* The input *
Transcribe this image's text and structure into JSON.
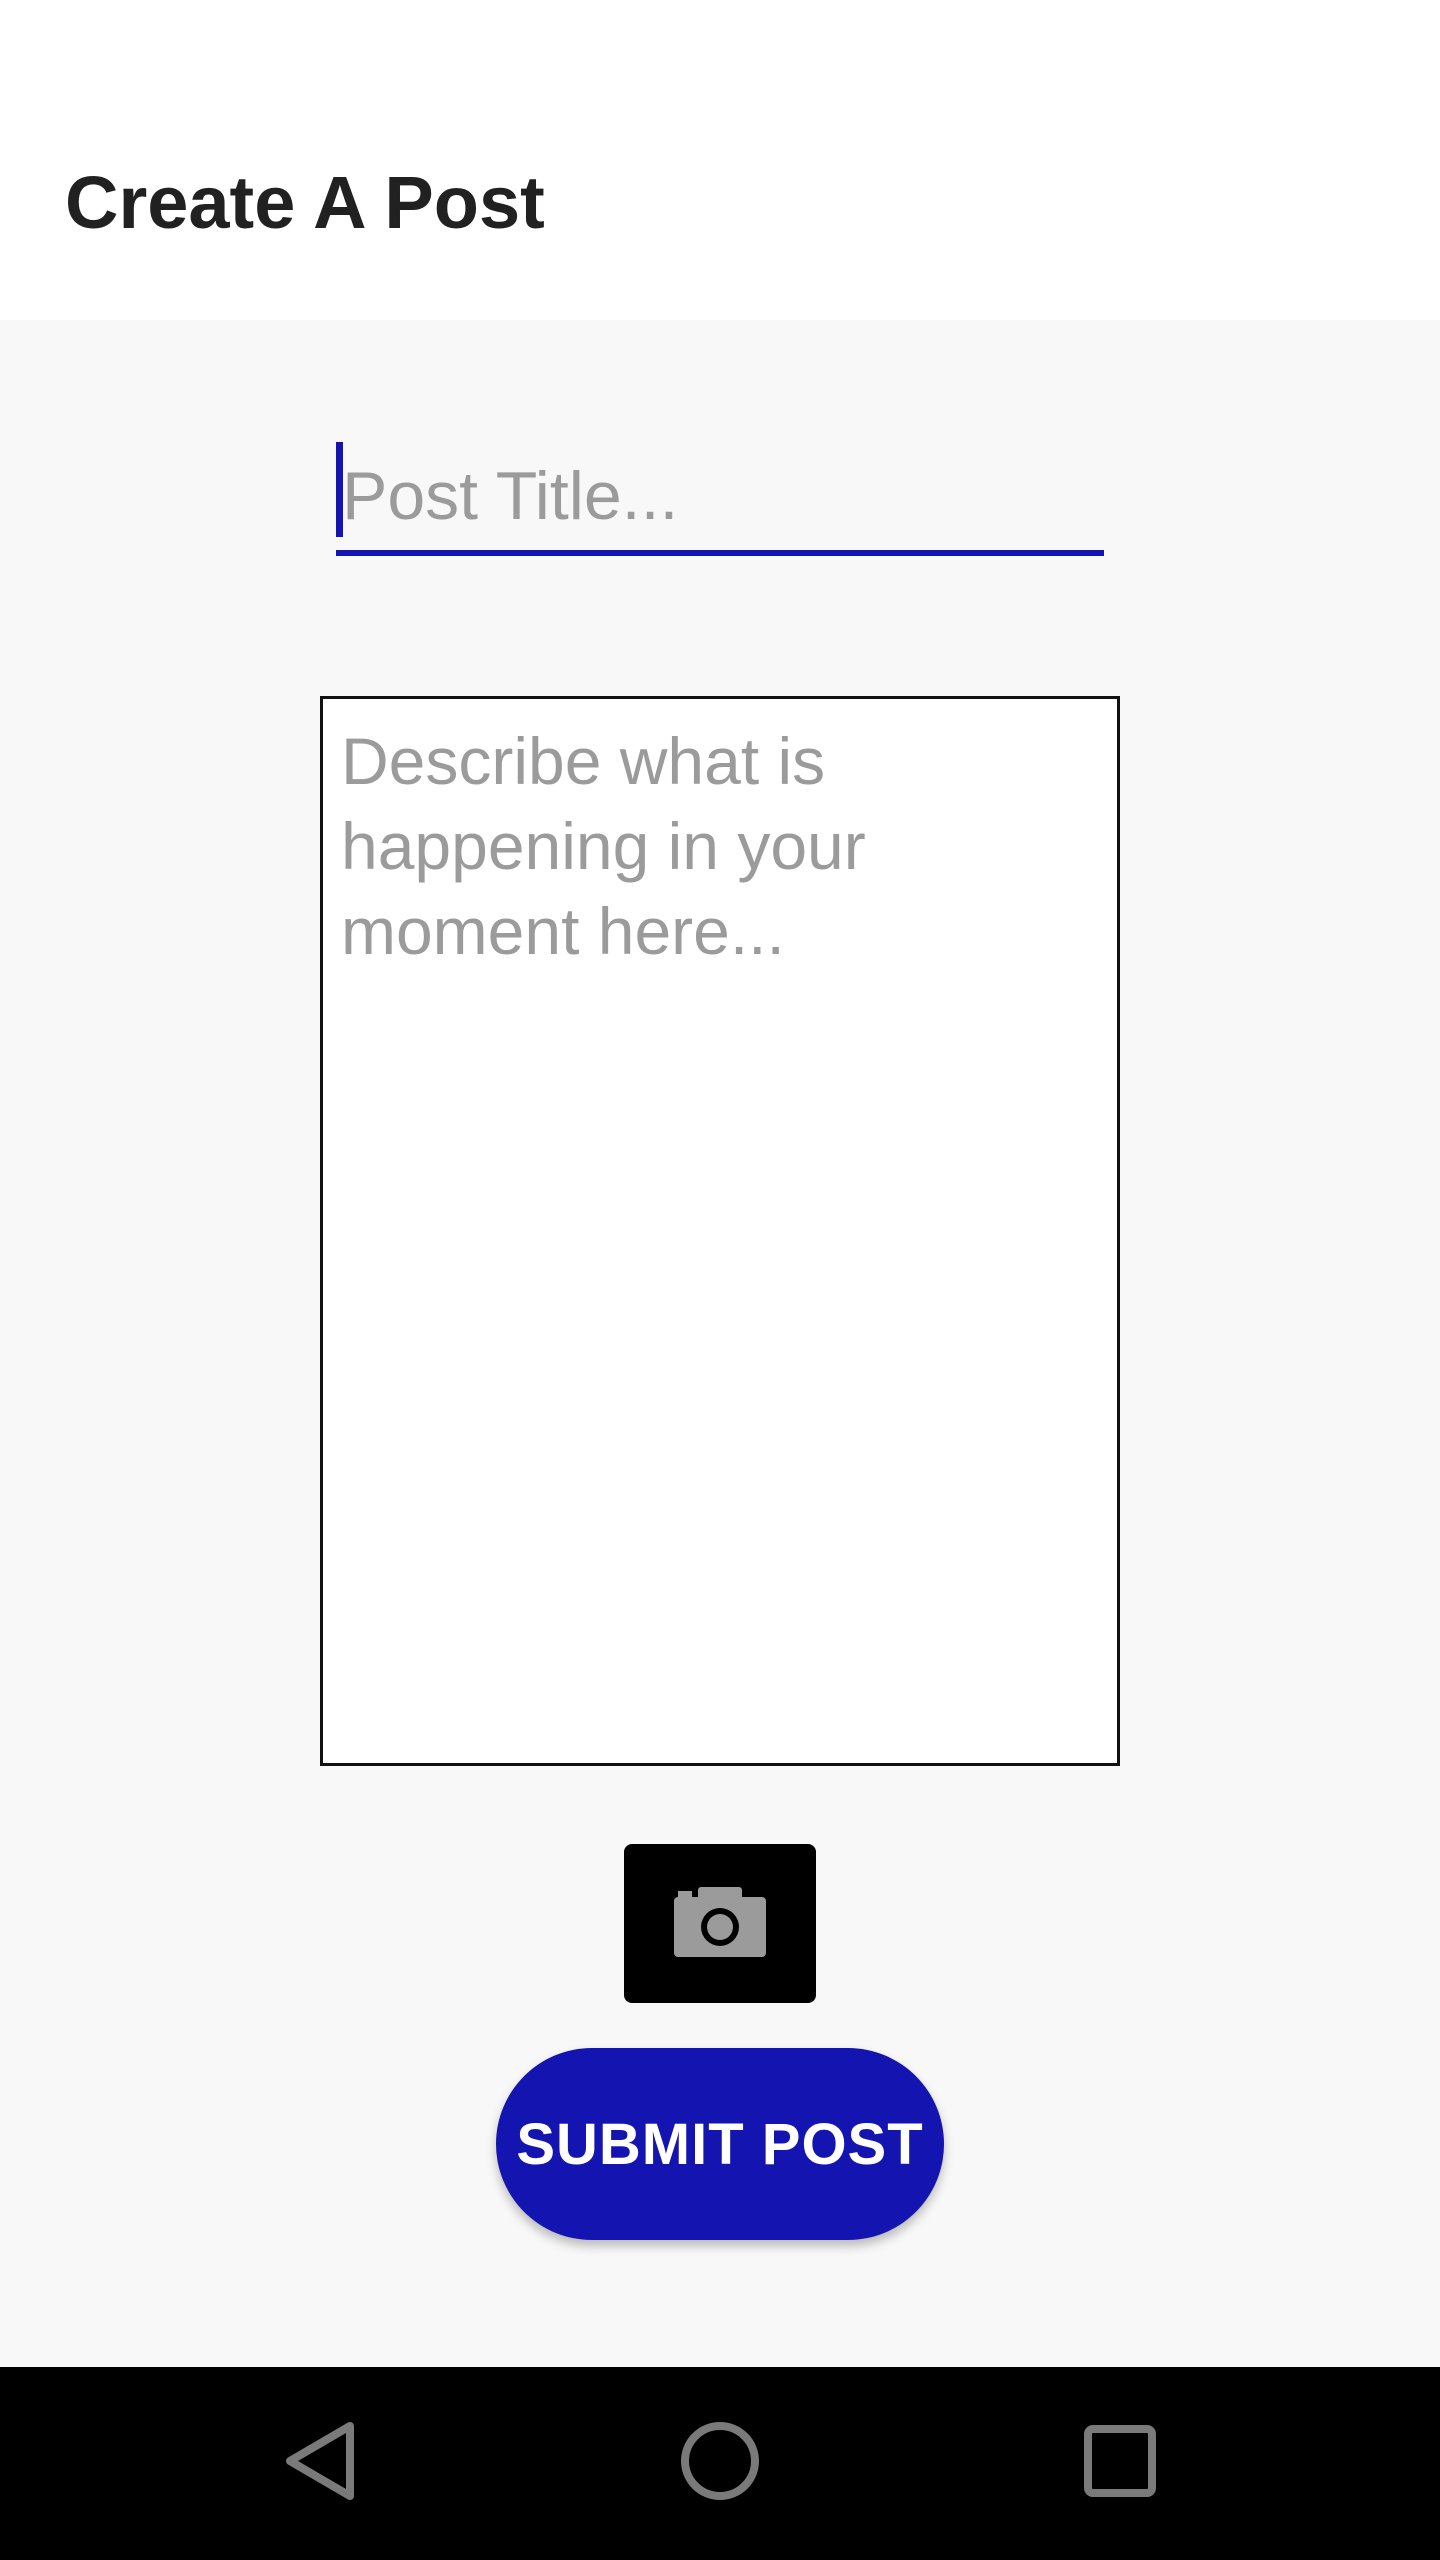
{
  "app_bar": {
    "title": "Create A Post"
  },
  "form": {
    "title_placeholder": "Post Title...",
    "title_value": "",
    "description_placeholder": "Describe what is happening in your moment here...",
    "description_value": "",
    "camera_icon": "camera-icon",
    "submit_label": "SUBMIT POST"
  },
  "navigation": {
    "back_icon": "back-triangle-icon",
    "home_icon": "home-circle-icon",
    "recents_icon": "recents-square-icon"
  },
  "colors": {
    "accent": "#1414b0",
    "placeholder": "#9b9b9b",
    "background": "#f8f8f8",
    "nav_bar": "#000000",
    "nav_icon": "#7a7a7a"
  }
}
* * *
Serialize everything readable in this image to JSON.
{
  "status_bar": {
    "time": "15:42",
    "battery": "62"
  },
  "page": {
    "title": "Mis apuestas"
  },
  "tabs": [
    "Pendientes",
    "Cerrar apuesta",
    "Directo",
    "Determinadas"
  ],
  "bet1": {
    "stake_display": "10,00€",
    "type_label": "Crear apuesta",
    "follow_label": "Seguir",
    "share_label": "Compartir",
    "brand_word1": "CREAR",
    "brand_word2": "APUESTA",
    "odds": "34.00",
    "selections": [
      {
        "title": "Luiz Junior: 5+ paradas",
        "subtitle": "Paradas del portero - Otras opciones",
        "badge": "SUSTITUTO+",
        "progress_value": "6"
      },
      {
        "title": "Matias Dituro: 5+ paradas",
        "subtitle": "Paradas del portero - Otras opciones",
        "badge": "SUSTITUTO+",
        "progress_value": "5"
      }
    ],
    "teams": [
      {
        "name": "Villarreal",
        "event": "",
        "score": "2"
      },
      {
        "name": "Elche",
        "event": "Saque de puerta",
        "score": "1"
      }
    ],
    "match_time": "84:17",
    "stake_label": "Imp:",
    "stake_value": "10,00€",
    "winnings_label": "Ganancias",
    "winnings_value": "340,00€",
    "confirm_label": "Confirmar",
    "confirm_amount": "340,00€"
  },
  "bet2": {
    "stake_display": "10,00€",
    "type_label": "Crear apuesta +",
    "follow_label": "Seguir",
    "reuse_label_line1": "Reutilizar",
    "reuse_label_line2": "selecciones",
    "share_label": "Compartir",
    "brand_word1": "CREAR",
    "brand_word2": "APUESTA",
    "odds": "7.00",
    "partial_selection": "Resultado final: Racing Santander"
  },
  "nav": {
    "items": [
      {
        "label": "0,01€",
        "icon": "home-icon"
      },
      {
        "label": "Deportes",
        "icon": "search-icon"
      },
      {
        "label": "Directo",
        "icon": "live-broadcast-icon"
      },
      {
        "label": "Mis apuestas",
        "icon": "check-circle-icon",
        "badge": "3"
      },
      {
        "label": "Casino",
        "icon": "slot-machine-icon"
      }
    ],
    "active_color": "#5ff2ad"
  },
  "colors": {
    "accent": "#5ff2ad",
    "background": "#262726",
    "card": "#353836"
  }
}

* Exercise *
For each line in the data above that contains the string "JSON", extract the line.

* Output below *
Transcribe this image's text and structure into JSON.
Serialize everything readable in this image to JSON.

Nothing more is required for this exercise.